# DATA SUPPLIED
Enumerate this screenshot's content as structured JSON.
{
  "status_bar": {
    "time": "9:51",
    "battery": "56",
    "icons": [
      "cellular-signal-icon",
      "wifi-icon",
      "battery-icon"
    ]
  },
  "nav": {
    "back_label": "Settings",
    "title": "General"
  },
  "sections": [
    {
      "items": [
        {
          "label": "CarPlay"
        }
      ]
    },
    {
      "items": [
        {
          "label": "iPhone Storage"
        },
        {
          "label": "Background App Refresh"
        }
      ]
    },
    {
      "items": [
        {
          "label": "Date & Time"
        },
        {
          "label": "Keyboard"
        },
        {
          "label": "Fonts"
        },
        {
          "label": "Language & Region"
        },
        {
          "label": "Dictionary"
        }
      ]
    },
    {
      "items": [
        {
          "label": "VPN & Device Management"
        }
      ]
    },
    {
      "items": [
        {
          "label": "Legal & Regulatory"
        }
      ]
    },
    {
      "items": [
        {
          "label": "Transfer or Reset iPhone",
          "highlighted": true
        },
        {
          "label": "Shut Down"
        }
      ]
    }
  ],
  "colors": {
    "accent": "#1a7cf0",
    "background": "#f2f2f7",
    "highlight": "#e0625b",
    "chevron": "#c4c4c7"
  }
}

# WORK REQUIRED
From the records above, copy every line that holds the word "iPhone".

# RESPONSE TO THIS TASK
          "label": "iPhone Storage"
          "label": "Transfer or Reset iPhone",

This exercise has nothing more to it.